- **WORK INSTRUCTIONS**
Would you show every line from the records that holds "Transform"?

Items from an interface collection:

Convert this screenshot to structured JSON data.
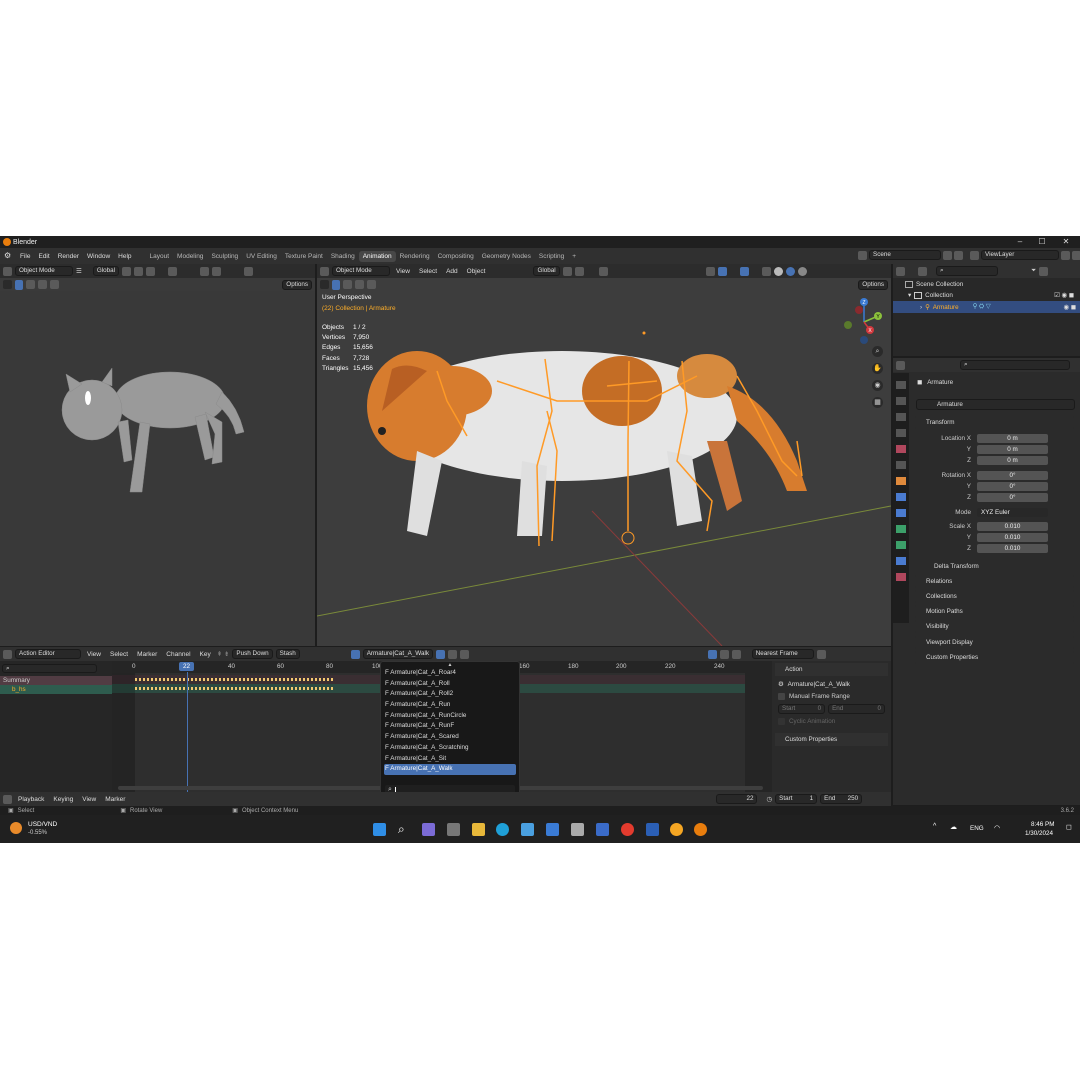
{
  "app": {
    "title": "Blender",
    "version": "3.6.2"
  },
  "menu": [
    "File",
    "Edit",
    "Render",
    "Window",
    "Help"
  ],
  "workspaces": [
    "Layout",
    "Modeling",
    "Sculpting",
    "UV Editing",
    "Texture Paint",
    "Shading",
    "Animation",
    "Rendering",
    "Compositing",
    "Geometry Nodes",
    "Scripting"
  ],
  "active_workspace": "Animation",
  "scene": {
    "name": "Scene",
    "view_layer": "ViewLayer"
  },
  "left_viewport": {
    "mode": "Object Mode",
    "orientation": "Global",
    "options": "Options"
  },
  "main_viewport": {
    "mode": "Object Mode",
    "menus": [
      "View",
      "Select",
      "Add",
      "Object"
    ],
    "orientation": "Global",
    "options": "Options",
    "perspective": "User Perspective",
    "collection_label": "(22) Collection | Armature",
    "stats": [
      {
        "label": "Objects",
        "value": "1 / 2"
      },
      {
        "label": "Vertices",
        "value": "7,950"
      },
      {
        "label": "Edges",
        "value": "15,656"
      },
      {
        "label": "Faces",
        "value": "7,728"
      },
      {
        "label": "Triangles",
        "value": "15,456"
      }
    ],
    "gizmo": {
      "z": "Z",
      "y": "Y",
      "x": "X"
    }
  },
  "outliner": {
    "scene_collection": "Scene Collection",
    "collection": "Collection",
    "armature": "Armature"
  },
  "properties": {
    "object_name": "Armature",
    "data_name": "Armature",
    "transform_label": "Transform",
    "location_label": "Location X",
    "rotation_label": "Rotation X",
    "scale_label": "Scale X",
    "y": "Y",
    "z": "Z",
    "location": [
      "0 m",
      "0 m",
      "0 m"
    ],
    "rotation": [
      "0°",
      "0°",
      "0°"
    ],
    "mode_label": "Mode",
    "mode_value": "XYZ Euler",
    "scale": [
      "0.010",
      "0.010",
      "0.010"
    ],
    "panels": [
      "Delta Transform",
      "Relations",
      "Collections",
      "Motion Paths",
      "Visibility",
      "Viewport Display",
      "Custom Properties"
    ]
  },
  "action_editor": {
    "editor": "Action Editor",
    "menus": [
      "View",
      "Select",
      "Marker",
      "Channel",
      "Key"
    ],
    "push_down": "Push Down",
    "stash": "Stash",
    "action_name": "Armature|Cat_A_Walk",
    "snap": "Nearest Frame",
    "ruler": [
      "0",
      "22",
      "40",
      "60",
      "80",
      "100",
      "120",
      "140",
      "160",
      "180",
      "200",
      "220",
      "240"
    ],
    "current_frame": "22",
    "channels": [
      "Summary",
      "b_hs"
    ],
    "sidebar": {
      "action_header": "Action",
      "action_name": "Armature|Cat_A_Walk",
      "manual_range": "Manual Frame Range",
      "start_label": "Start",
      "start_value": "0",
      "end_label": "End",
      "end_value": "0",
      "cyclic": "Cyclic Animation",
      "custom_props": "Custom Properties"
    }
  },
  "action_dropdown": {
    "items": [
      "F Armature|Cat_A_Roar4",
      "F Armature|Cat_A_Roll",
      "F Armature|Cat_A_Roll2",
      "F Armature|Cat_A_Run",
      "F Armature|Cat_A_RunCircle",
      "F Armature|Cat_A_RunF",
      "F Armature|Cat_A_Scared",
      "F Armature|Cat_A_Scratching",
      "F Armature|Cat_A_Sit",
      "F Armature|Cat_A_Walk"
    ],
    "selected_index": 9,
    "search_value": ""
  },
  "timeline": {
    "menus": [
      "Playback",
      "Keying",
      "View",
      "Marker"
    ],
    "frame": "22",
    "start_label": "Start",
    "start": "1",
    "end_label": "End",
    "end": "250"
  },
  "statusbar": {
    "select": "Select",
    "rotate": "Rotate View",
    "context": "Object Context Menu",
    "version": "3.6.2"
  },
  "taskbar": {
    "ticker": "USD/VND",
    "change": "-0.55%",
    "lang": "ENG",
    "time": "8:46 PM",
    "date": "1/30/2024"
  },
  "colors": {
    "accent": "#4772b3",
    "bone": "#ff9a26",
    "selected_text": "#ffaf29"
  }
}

- **WRITTEN ANSWER**
    "transform_label": "Transform",
      "Delta Transform",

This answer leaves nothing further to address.